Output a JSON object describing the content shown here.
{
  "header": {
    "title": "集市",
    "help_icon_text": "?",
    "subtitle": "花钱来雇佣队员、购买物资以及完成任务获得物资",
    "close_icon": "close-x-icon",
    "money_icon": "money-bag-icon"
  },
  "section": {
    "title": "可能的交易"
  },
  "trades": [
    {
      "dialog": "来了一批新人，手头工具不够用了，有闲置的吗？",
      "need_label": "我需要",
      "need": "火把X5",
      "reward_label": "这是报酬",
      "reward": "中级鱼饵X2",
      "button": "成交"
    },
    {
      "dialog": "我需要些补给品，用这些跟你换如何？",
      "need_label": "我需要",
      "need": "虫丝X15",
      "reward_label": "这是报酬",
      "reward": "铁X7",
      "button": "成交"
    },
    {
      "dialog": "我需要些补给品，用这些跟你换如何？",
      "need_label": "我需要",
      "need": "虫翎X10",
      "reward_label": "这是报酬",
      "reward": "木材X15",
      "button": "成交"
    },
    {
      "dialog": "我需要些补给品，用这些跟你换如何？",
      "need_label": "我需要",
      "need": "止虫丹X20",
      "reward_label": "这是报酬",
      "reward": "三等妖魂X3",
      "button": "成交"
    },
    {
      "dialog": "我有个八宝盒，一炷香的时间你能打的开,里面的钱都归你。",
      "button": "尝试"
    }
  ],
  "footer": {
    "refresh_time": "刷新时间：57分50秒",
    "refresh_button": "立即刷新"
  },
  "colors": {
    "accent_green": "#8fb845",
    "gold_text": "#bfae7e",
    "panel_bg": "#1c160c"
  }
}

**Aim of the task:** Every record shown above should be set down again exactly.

**Solution to this exercise:**
Output a JSON object describing the content shown here.
{
  "header": {
    "title": "集市",
    "help_icon_text": "?",
    "subtitle": "花钱来雇佣队员、购买物资以及完成任务获得物资",
    "close_icon": "close-x-icon",
    "money_icon": "money-bag-icon"
  },
  "section": {
    "title": "可能的交易"
  },
  "trades": [
    {
      "dialog": "来了一批新人，手头工具不够用了，有闲置的吗？",
      "need_label": "我需要",
      "need": "火把X5",
      "reward_label": "这是报酬",
      "reward": "中级鱼饵X2",
      "button": "成交"
    },
    {
      "dialog": "我需要些补给品，用这些跟你换如何？",
      "need_label": "我需要",
      "need": "虫丝X15",
      "reward_label": "这是报酬",
      "reward": "铁X7",
      "button": "成交"
    },
    {
      "dialog": "我需要些补给品，用这些跟你换如何？",
      "need_label": "我需要",
      "need": "虫翎X10",
      "reward_label": "这是报酬",
      "reward": "木材X15",
      "button": "成交"
    },
    {
      "dialog": "我需要些补给品，用这些跟你换如何？",
      "need_label": "我需要",
      "need": "止虫丹X20",
      "reward_label": "这是报酬",
      "reward": "三等妖魂X3",
      "button": "成交"
    },
    {
      "dialog": "我有个八宝盒，一炷香的时间你能打的开,里面的钱都归你。",
      "button": "尝试"
    }
  ],
  "footer": {
    "refresh_time": "刷新时间：57分50秒",
    "refresh_button": "立即刷新"
  },
  "colors": {
    "accent_green": "#8fb845",
    "gold_text": "#bfae7e",
    "panel_bg": "#1c160c"
  }
}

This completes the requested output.